• Jul 17th 2010, 12:03 PM
Also sprach Zarathustra
x^n+y^n=z^(n+1)
How many solution in integers have to the following equation:
( $n\in \mathbb{N}$)

$x^n+y^n=z^{n+1}$
• Jul 17th 2010, 12:44 PM
Opalg
Quote:

Originally Posted by Also sprach Zarathustra
How many solution in integers have to the following equation:
( $n\in \mathbb{N}$)

$x^n+y^n=z^{n+1}$

Obviously loads of solutions if n=1. Also if n=2, for example $11^2+2^2 = 125 = 5^3$. In fact, let z be any number with the property that each of its prime factors of the form 4k+3 occurs to an even power. Then z^3 is the sum of two squares.

Another solution, valid for all n, is that $2^n+2^n=2^{n+1}$.
• Jul 17th 2010, 12:48 PM
Also sprach Zarathustra
• Jul 17th 2010, 12:59 PM
Opalg
Quote:

Originally Posted by Also sprach Zarathustra

Apart from that solution x = y = z = 2, I have no idea.
• Jul 17th 2010, 02:36 PM
undefined
For n=3, we have some solutions x=y=2^1, 2^5, 2^9, 2^13, ...

For n=4, we have some solutions x=y=2^1, 2^6, 2^11, 2^16, ...

etc.

Edit: More solutions for n=3 given by (x,y)

9,18
28,84
65,260
70,105
126,630
144,288
162,162
266,665
273,364
456,760
469,603
756,945
793,854

n = 4

17,34
82,246
194,291
486,486

PARI/GP

Code:

f(x,y,z)=for(i=1,x,for(j=i,y,a=i^z+j^z;b=round(a^(1/(z+1)));if(b^(z+1)==a,print(i," ",j))))
Then for example

Code:

f(1000,1000,3) f(1000,1000,4)
• Jul 18th 2010, 09:00 PM
simplependulum
Quote:

Originally Posted by Opalg
Obviously loads of solutions if n=1. Also if n=2, for example $11^2+2^2 = 125 = 5^3$. In fact, let z be any number with the property that each of its prime factors of the form 4k+3 occurs to an even power. Then z^3 is the sum of two squares.

Another solution, valid for all n, is that $2^n+2^n=2^{n+1}$.

Yes, then the general solution for $n = 2$ is given by :

$(x,y,z) = ( p^3 - 3pq^2 , 3p^2 q - q^3 , p^2 + q^2 )$
• Jul 19th 2010, 12:41 AM
Also sprach Zarathustra
Quote:
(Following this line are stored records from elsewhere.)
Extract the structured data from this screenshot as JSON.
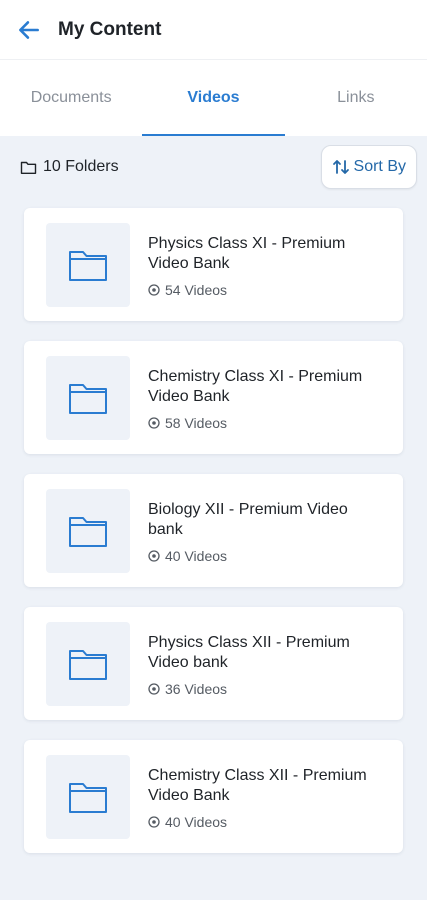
{
  "header": {
    "title": "My Content",
    "back_icon": "arrow-left-icon"
  },
  "tabs": [
    {
      "label": "Documents",
      "active": false
    },
    {
      "label": "Videos",
      "active": true
    },
    {
      "label": "Links",
      "active": false
    }
  ],
  "toolbar": {
    "folder_count": "10 Folders",
    "sort_label": "Sort By"
  },
  "colors": {
    "accent": "#2a7cd1",
    "background": "#eef2f8"
  },
  "folders": [
    {
      "title": "Physics Class XI - Premium Video Bank",
      "count": "54 Videos"
    },
    {
      "title": "Chemistry Class XI - Premium Video Bank",
      "count": "58 Videos"
    },
    {
      "title": "Biology XII - Premium Video bank",
      "count": "40 Videos"
    },
    {
      "title": "Physics Class XII - Premium Video bank",
      "count": "36 Videos"
    },
    {
      "title": "Chemistry Class XII - Premium Video Bank",
      "count": "40 Videos"
    }
  ]
}
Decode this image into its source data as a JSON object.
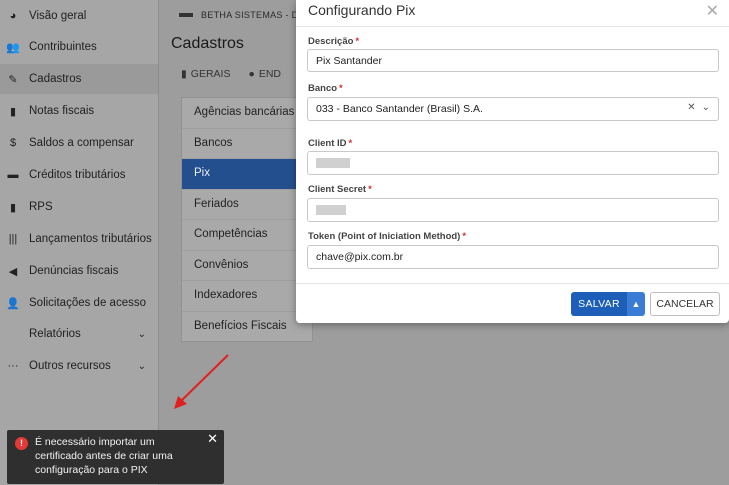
{
  "sidebar": {
    "items": [
      {
        "label": "Visão geral",
        "icon": "pie-chart-icon"
      },
      {
        "label": "Contribuintes",
        "icon": "users-icon"
      },
      {
        "label": "Cadastros",
        "icon": "edit-icon"
      },
      {
        "label": "Notas fiscais",
        "icon": "file-icon"
      },
      {
        "label": "Saldos a compensar",
        "icon": "dollar-icon"
      },
      {
        "label": "Créditos tributários",
        "icon": "card-icon"
      },
      {
        "label": "RPS",
        "icon": "document-icon"
      },
      {
        "label": "Lançamentos tributários",
        "icon": "barcode-icon"
      },
      {
        "label": "Denúncias fiscais",
        "icon": "megaphone-icon"
      },
      {
        "label": "Solicitações de acesso",
        "icon": "user-plus-icon"
      },
      {
        "label": "Relatórios",
        "icon": ""
      },
      {
        "label": "Outros recursos",
        "icon": "ellipsis-icon"
      }
    ]
  },
  "header": {
    "org": "BETHA SISTEMAS - DIP"
  },
  "page": {
    "title": "Cadastros"
  },
  "tabs": {
    "geral": "GERAIS",
    "end": "END"
  },
  "menu": [
    "Agências bancárias",
    "Bancos",
    "Pix",
    "Feriados",
    "Competências",
    "Convênios",
    "Indexadores",
    "Benefícios Fiscais"
  ],
  "modal": {
    "title": "Configurando Pix",
    "descricao_label": "Descrição",
    "descricao_value": "Pix Santander",
    "banco_label": "Banco",
    "banco_value": "033 - Banco Santander (Brasil) S.A.",
    "client_id_label": "Client ID",
    "client_secret_label": "Client Secret",
    "token_label": "Token (Point of Iniciation Method)",
    "token_value": "chave@pix.com.br",
    "save_label": "SALVAR",
    "cancel_label": "CANCELAR"
  },
  "toast": {
    "message": "É necessário importar um certificado antes de criar uma configuração para o PIX"
  },
  "colors": {
    "primary": "#1d5fb8",
    "active_menu": "#244f8e",
    "error": "#e53935"
  }
}
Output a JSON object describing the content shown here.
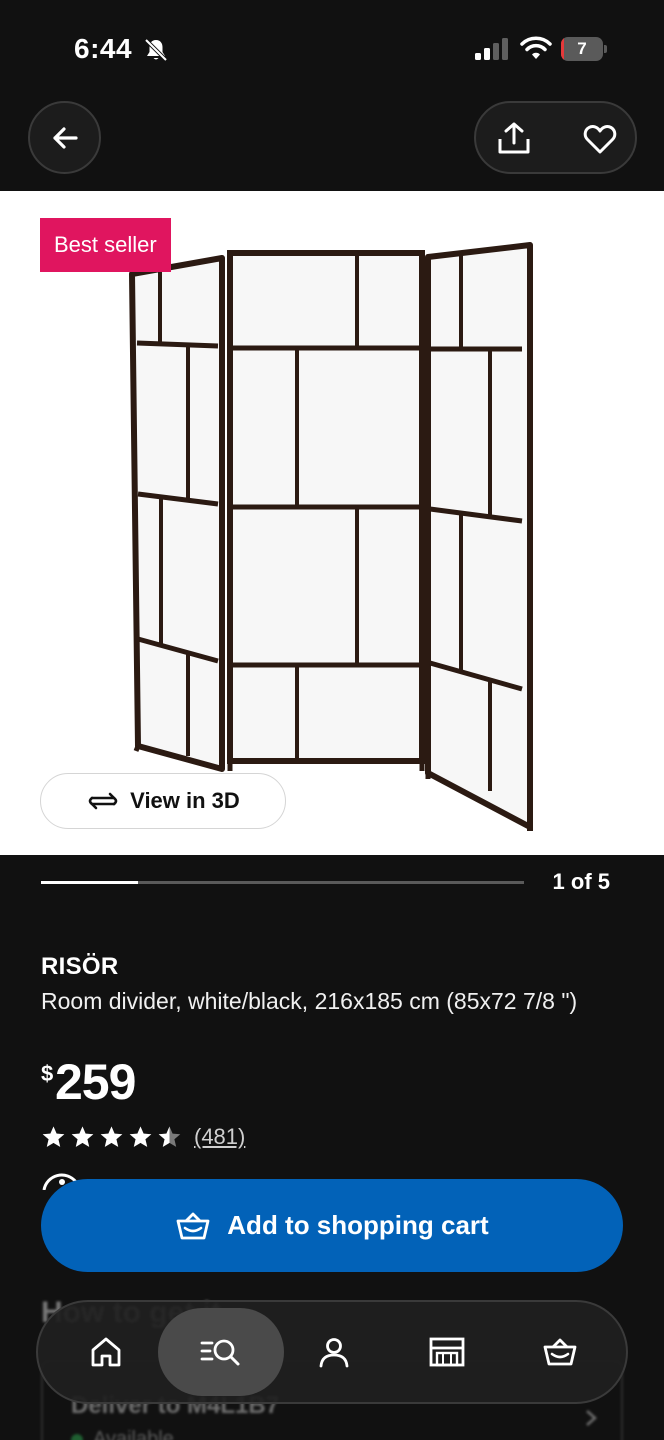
{
  "status_bar": {
    "time": "6:44",
    "battery_level": "7",
    "icons": [
      "bell-slash-icon",
      "signal-icon",
      "wifi-icon",
      "battery-icon"
    ],
    "battery_color": "#e5393a"
  },
  "nav": {
    "back_icon": "arrow-left-icon",
    "share_icon": "share-icon",
    "favorite_icon": "heart-icon"
  },
  "product_image": {
    "badge": "Best seller",
    "badge_color": "#e0155f",
    "view_3d_label": "View in 3D",
    "view_3d_icon": "rotate-3d-icon"
  },
  "carousel": {
    "counter": "1 of 5",
    "current": 1,
    "total": 5
  },
  "product": {
    "name": "RISÖR",
    "description": "Room divider, white/black, 216x185 cm (85x72 7/8 \")",
    "price_currency": "$",
    "price": "259",
    "rating": 4.5,
    "rating_max": 5,
    "review_count": "(481)"
  },
  "cart": {
    "label": "Add to shopping cart",
    "icon": "basket-icon",
    "color": "#0262b8"
  },
  "behind_nav": {
    "heading": "How to get it",
    "deliver_label": "Deliver to M4L1B7",
    "availability": "Available"
  },
  "bottom_nav": {
    "items": [
      {
        "icon": "home-icon",
        "active": false
      },
      {
        "icon": "search-list-icon",
        "active": true
      },
      {
        "icon": "profile-icon",
        "active": false
      },
      {
        "icon": "store-icon",
        "active": false
      },
      {
        "icon": "basket-icon",
        "active": false
      }
    ]
  }
}
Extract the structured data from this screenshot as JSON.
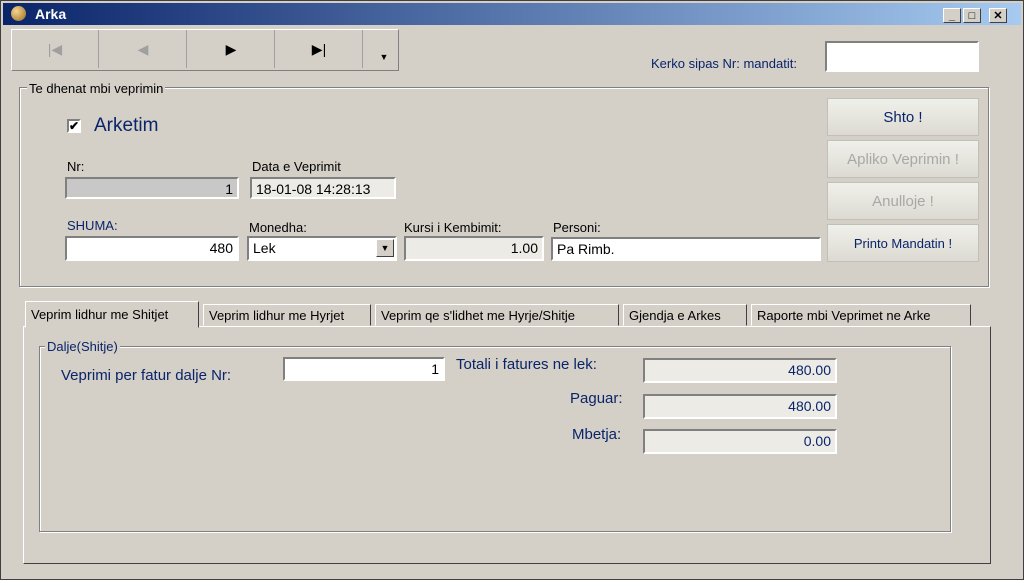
{
  "window": {
    "title": "Arka"
  },
  "toolbar": {
    "first": "|◀",
    "prev": "◀",
    "next": "▶",
    "last": "▶|",
    "more": "▼"
  },
  "search": {
    "label": "Kerko sipas Nr: mandatit:",
    "value": ""
  },
  "details": {
    "group_title": "Te dhenat mbi veprimin",
    "arketim_label": "Arketim",
    "arketim_checked": "✔",
    "nr_label": "Nr:",
    "nr_value": "1",
    "date_label": "Data e Veprimit",
    "date_value": "18-01-08 14:28:13",
    "shuma_label": "SHUMA:",
    "shuma_value": "480",
    "monedha_label": "Monedha:",
    "monedha_value": "Lek",
    "kursi_label": "Kursi i Kembimit:",
    "kursi_value": "1.00",
    "personi_label": "Personi:",
    "personi_value": "Pa Rimb."
  },
  "actions": {
    "shto": "Shto !",
    "apliko": "Apliko Veprimin !",
    "anulloje": "Anulloje !",
    "printo": "Printo Mandatin !"
  },
  "tabs": [
    {
      "label": "Veprim lidhur me Shitjet"
    },
    {
      "label": "Veprim lidhur me Hyrjet"
    },
    {
      "label": "Veprim qe s'lidhet me Hyrje/Shitje"
    },
    {
      "label": "Gjendja e Arkes"
    },
    {
      "label": "Raporte mbi Veprimet ne Arke"
    }
  ],
  "dalje": {
    "group_title": "Dalje(Shitje)",
    "fatura_label": "Veprimi per fatur dalje Nr:",
    "fatura_value": "1",
    "totali_label": "Totali i fatures ne lek:",
    "totali_value": "480.00",
    "paguar_label": "Paguar:",
    "paguar_value": "480.00",
    "mbetja_label": "Mbetja:",
    "mbetja_value": "0.00"
  },
  "colors": {
    "title_start": "#0a246a",
    "title_end": "#a6caf0",
    "face": "#d4d0c8",
    "label_navy": "#0a246a"
  }
}
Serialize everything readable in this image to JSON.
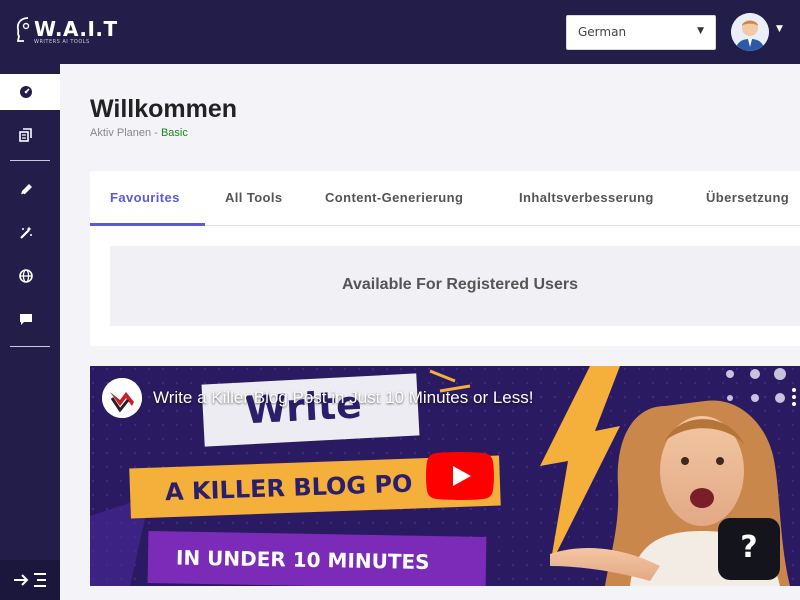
{
  "header": {
    "logo_text": "W.A.I.T",
    "logo_tagline": "WRITERS AI TOOLS",
    "language": {
      "selected": "German"
    }
  },
  "sidebar": {
    "items": [
      {
        "icon": "dashboard-icon",
        "active": true
      },
      {
        "icon": "documents-icon",
        "active": false
      },
      {
        "icon": "pen-icon",
        "active": false
      },
      {
        "icon": "magic-wand-icon",
        "active": false
      },
      {
        "icon": "globe-icon",
        "active": false
      },
      {
        "icon": "chat-icon",
        "active": false
      }
    ],
    "collapse_icon": "collapse-menu-icon"
  },
  "main": {
    "title": "Willkommen",
    "plan_label": "Aktiv Planen -",
    "plan_value": "Basic",
    "tabs": [
      {
        "label": "Favourites",
        "active": true
      },
      {
        "label": "All Tools",
        "active": false
      },
      {
        "label": "Content-Generierung",
        "active": false
      },
      {
        "label": "Inhaltsverbesserung",
        "active": false
      },
      {
        "label": "Übersetzung",
        "active": false
      }
    ],
    "notice": "Available For Registered Users"
  },
  "video": {
    "title": "Write a Killer Blog Post in Just 10 Minutes or Less!",
    "thumbnail_text": [
      "Write",
      "A KILLER BLOG PO",
      "IN UNDER 10 MINUTES"
    ],
    "play_icon": "youtube-play-icon"
  },
  "help": {
    "label": "?"
  },
  "colors": {
    "sidebar_bg": "#221d49",
    "accent": "#5b5bd6",
    "plan_green": "#1a8a1a"
  }
}
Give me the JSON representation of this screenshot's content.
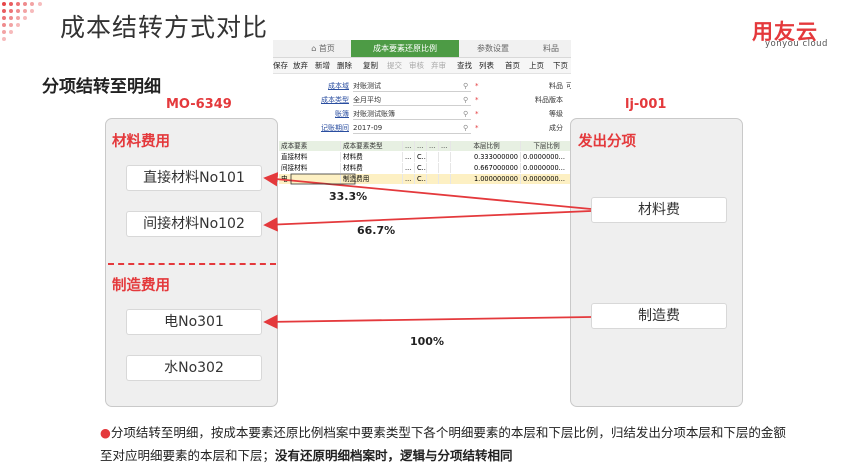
{
  "header": {
    "title": "成本结转方式对比",
    "logo_main": "用友云",
    "logo_sub": "yonyou cloud"
  },
  "subtitle": "分项结转至明细",
  "codes": {
    "left": "MO-6349",
    "right": "lj-001"
  },
  "app": {
    "tabs": [
      {
        "label": "首页",
        "icon": "home-icon"
      },
      {
        "label": "成本要素还原比例",
        "active": true
      },
      {
        "label": "参数设置"
      },
      {
        "label": "料品"
      }
    ],
    "toolbar": [
      {
        "label": "保存"
      },
      {
        "label": "放弃"
      },
      {
        "label": "新增"
      },
      {
        "label": "删除"
      },
      {
        "label": "复制"
      },
      {
        "label": "提交",
        "disabled": true
      },
      {
        "label": "审核",
        "disabled": true
      },
      {
        "label": "弃审",
        "disabled": true
      },
      {
        "label": "查找"
      },
      {
        "label": "列表"
      },
      {
        "label": "首页"
      },
      {
        "label": "上页"
      },
      {
        "label": "下页"
      }
    ],
    "form": [
      {
        "label": "成本域",
        "value": "对账测试"
      },
      {
        "label": "成本类型",
        "value": "全月平均"
      },
      {
        "label": "账簿",
        "value": "对账测试账簿"
      },
      {
        "label": "记账期间",
        "value": "2017-09"
      }
    ],
    "form_right": [
      {
        "label": "料品",
        "value": "可"
      },
      {
        "label": "料品版本",
        "value": ""
      },
      {
        "label": "等级",
        "value": ""
      },
      {
        "label": "成分",
        "value": ""
      }
    ],
    "grid": {
      "headers": [
        "成本要素",
        "成本要素类型",
        "...",
        "...",
        "...",
        "...",
        "本层比例",
        "下层比例"
      ],
      "rows": [
        [
          "直接材料",
          "材料费",
          "...",
          "C...",
          "",
          "",
          "0.333000000",
          "0.0000000..."
        ],
        [
          "间接材料",
          "材料费",
          "...",
          "C...",
          "",
          "",
          "0.667000000",
          "0.0000000..."
        ],
        [
          "电",
          "制造费用",
          "...",
          "C...",
          "",
          "",
          "1.000000000",
          "0.0000000..."
        ]
      ]
    }
  },
  "left_panel": {
    "section1_title": "材料费用",
    "items1": [
      "直接材料No101",
      "间接材料No102"
    ],
    "section2_title": "制造费用",
    "items2": [
      "电No301",
      "水No302"
    ]
  },
  "right_panel": {
    "title": "发出分项",
    "items": [
      "材料费",
      "制造费"
    ]
  },
  "percentages": {
    "p1": "33.3%",
    "p2": "66.7%",
    "p3": "100%"
  },
  "note": {
    "text": "分项结转至明细，按成本要素还原比例档案中要素类型下各个明细要素的本层和下层比例，归结发出分项本层和下层的金额至对应明细要素的本层和下层；",
    "bold": "没有还原明细档案时，逻辑与分项结转相同"
  },
  "colors": {
    "accent": "#e4393c",
    "app_green": "#4d9b45",
    "panel_bg": "#efefef"
  }
}
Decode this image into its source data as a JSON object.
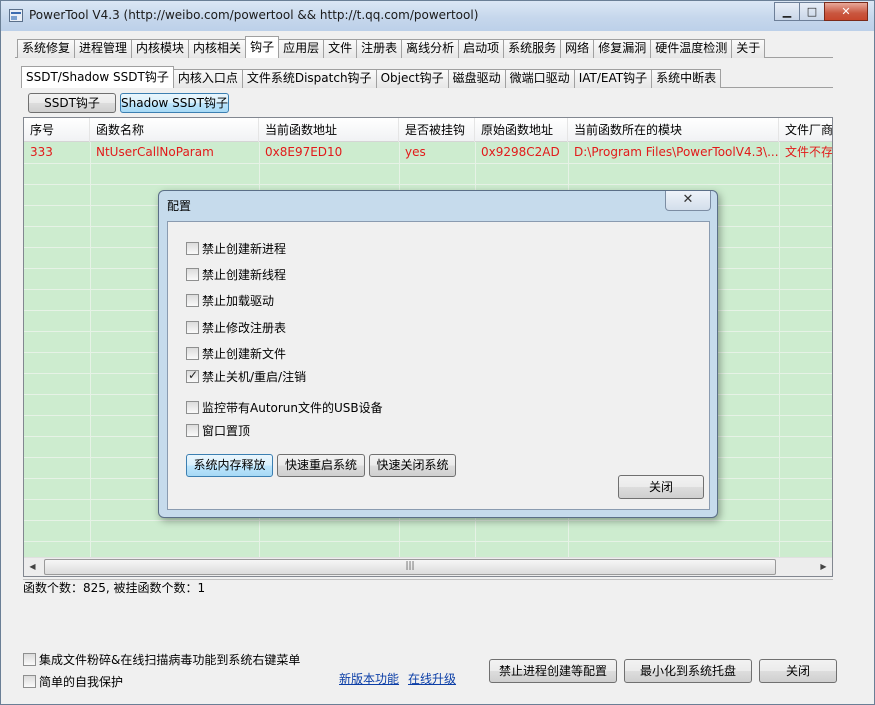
{
  "window": {
    "title": "PowerTool V4.3 (http://weibo.com/powertool && http://t.qq.com/powertool)"
  },
  "main_tabs": [
    "系统修复",
    "进程管理",
    "内核模块",
    "内核相关",
    "钩子",
    "应用层",
    "文件",
    "注册表",
    "离线分析",
    "启动项",
    "系统服务",
    "网络",
    "修复漏洞",
    "硬件温度检测",
    "关于"
  ],
  "sub_tabs": [
    "SSDT/Shadow SSDT钩子",
    "内核入口点",
    "文件系统Dispatch钩子",
    "Object钩子",
    "磁盘驱动",
    "微端口驱动",
    "IAT/EAT钩子",
    "系统中断表"
  ],
  "mode_buttons": {
    "ssdt": "SSDT钩子",
    "shadow": "Shadow SSDT钩子"
  },
  "table": {
    "columns": [
      "序号",
      "函数名称",
      "当前函数地址",
      "是否被挂钩",
      "原始函数地址",
      "当前函数所在的模块",
      "文件厂商"
    ],
    "rows": [
      [
        "333",
        "NtUserCallNoParam",
        "0x8E97ED10",
        "yes",
        "0x9298C2AD",
        "D:\\Program Files\\PowerToolV4.3\\...",
        "文件不存"
      ]
    ]
  },
  "status": "函数个数：825, 被挂函数个数：1",
  "dialog": {
    "title": "配置",
    "checkboxes": [
      {
        "label": "禁止创建新进程",
        "checked": false
      },
      {
        "label": "禁止创建新线程",
        "checked": false
      },
      {
        "label": "禁止加载驱动",
        "checked": false
      },
      {
        "label": "禁止修改注册表",
        "checked": false
      },
      {
        "label": "禁止创建新文件",
        "checked": false
      },
      {
        "label": "禁止关机/重启/注销",
        "checked": true
      },
      {
        "label": "监控带有Autorun文件的USB设备",
        "checked": false
      },
      {
        "label": "窗口置顶",
        "checked": false
      }
    ],
    "actions": [
      "系统内存释放",
      "快速重启系统",
      "快速关闭系统"
    ],
    "close_label": "关闭"
  },
  "bottom": {
    "options": [
      {
        "label": "集成文件粉碎&在线扫描病毒功能到系统右键菜单",
        "checked": false
      },
      {
        "label": "简单的自我保护",
        "checked": false
      }
    ],
    "links": [
      "新版本功能",
      "在线升级"
    ],
    "buttons": [
      "禁止进程创建等配置",
      "最小化到系统托盘",
      "关闭"
    ]
  }
}
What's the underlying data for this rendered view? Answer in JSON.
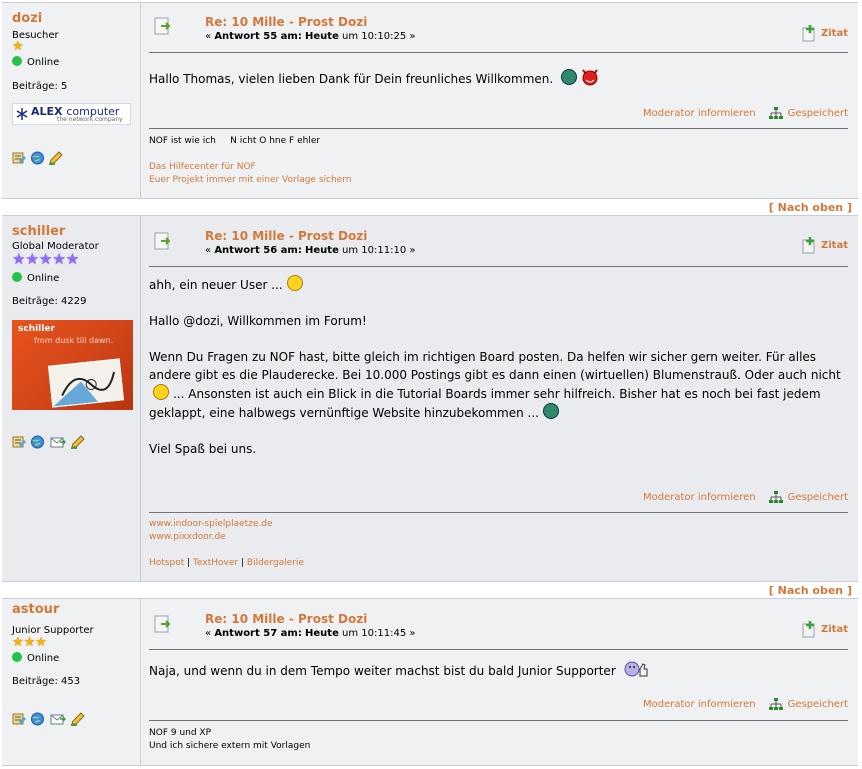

Originally Posted by simplependulum
Yes, then the general solution for $n = 2$ is given by :

$(x,y,z) = ( p^3 - 3pq^2 , 3p^2 q - q^3 , p^2 + q^2 )$

You are very close to the solution...